Hazleton Mayor: Graffiti-Marred Trestle Sending Wrong Message

Downtown Hazleton, PA

Downtown Hazleton, PA (Photo credit: Wikipedia)

Hazleton Mayor Joseph Yannuzzi believes a railroad trestle that greets motorists who enter the city from South Church Street should serve as a welcome sign that leaves a lasting impression with people who pass beneath it.

But in its graffiti-covered state, the bridge is sending the wrong message, the mayor contends.

A racial slur that was spray painted on the bridge years ago greets northbound motorists shortly after they cross into city limits.  A pedestrian walkway beneath the trestle is deteriorated to the point where people must walk on the street.

“It’s like the welcoming sign to Hazleton and it’s got a nasty message beneath it,” Yannuzzi said.  “I don’t think it should be there.”

Read more:  http://standardspeaker.com/news/mayor-graffiti-marred-trestle-sending-wrong-message-1.1480501

Hazleton Area Rail-Trail Bridge To Get Historic Support

Map of Pennsylvania highlighting Luzerne County

Map of Pennsylvania highlighting Luzerne County (Photo credit: Wikipedia)

A 117-foot bridge that will take the Greater Hazleton rail-trail over an active Norfolk Southern railroad line will be held by supports built more than 120 years ago by the Coxe coal barons.

The bridge will be delivered to the site on May 23.

Tom Ogorzalek, a trail volunteer and local history buff, said the abutments were built by the Coxe family when they owned and operated a railroad near the turn of the last century.

“They were built in 1890 by the Delaware, Schuylkill and Susquehanna (DS&S) Railroad, which was run by the Coxe family to haul their coal,” Ogorzalek said. “Other railroads also hauled their coal.  They made a deal with Lehigh Valley Railroad to haul all of their coal.  Lehigh Valley acquired DS&S, and almost immediately abandoned that track sometime between 1900 and 1905.”
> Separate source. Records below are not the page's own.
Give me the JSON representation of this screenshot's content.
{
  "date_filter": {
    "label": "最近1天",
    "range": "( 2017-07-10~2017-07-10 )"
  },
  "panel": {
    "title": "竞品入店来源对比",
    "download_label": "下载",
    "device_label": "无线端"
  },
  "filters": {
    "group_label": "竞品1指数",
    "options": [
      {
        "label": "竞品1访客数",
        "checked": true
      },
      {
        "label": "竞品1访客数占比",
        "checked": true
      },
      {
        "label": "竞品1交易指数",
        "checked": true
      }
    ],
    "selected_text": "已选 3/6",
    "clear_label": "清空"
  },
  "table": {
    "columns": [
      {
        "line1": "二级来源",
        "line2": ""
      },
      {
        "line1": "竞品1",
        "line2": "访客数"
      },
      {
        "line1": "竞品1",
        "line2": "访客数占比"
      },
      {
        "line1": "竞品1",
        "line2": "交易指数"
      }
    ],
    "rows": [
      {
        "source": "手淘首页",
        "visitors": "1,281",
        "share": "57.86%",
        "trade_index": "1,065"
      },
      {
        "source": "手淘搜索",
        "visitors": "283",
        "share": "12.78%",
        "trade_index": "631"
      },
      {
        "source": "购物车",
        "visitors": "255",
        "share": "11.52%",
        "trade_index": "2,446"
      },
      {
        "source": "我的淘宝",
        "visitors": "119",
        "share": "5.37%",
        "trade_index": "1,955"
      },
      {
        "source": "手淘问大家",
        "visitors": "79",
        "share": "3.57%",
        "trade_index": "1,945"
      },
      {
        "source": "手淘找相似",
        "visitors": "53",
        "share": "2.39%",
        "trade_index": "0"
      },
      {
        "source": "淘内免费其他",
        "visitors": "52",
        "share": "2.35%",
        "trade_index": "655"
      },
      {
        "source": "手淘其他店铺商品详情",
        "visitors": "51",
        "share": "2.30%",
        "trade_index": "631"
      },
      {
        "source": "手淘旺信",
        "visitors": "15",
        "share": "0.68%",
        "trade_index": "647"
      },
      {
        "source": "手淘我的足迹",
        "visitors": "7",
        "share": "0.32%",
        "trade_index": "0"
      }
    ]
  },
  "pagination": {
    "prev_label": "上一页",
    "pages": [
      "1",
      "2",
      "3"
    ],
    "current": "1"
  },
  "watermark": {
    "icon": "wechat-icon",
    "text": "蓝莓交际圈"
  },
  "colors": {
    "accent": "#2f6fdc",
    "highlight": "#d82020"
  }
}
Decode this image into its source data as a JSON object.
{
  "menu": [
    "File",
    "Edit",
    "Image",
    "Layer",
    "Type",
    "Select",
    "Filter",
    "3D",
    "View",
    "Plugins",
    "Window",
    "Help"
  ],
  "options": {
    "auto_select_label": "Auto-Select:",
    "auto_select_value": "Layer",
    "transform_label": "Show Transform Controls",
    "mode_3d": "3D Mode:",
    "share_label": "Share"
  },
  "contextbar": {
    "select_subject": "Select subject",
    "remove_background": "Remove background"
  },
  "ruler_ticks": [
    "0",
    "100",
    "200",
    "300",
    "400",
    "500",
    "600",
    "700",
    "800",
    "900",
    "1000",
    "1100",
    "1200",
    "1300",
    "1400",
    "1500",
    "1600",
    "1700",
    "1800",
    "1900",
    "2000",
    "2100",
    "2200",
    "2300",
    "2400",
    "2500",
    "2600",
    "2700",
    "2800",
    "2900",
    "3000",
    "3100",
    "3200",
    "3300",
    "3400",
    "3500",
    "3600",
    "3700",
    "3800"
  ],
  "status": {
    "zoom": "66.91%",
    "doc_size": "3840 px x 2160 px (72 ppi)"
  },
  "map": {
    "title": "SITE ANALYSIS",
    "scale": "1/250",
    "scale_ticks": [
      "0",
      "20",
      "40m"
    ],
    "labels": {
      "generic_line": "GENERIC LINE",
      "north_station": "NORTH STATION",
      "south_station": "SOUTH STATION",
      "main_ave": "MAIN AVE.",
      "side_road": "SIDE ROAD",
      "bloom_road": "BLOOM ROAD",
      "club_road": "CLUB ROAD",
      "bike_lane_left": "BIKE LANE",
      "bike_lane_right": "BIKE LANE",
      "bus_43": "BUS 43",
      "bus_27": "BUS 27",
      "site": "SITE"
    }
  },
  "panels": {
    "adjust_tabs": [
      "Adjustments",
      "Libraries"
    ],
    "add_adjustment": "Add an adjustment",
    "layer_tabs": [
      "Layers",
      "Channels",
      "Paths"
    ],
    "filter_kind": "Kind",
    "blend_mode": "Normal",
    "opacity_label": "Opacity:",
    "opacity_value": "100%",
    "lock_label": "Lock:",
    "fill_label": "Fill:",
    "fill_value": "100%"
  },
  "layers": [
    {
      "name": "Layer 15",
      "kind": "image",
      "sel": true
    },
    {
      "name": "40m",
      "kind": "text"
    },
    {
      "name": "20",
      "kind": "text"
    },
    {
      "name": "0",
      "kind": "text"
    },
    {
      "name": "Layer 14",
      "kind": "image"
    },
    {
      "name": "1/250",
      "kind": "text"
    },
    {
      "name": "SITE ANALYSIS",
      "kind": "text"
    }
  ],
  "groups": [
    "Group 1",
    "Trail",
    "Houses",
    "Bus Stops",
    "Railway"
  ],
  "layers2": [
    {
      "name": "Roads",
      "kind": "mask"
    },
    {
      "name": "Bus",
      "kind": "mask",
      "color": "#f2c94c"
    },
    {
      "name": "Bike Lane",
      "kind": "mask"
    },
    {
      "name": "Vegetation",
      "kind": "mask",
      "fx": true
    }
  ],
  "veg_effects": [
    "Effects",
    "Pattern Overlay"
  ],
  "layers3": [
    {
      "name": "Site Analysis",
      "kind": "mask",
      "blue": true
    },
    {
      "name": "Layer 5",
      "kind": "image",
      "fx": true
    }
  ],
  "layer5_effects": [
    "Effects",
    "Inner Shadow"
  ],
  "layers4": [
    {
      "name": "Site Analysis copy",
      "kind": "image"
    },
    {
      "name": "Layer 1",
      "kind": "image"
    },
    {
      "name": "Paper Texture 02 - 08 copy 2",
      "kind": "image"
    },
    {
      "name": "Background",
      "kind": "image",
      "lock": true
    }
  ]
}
Read more:  http://standardspeaker.com/news/rail-trail-bridge-to-get-historic-support-1.1476971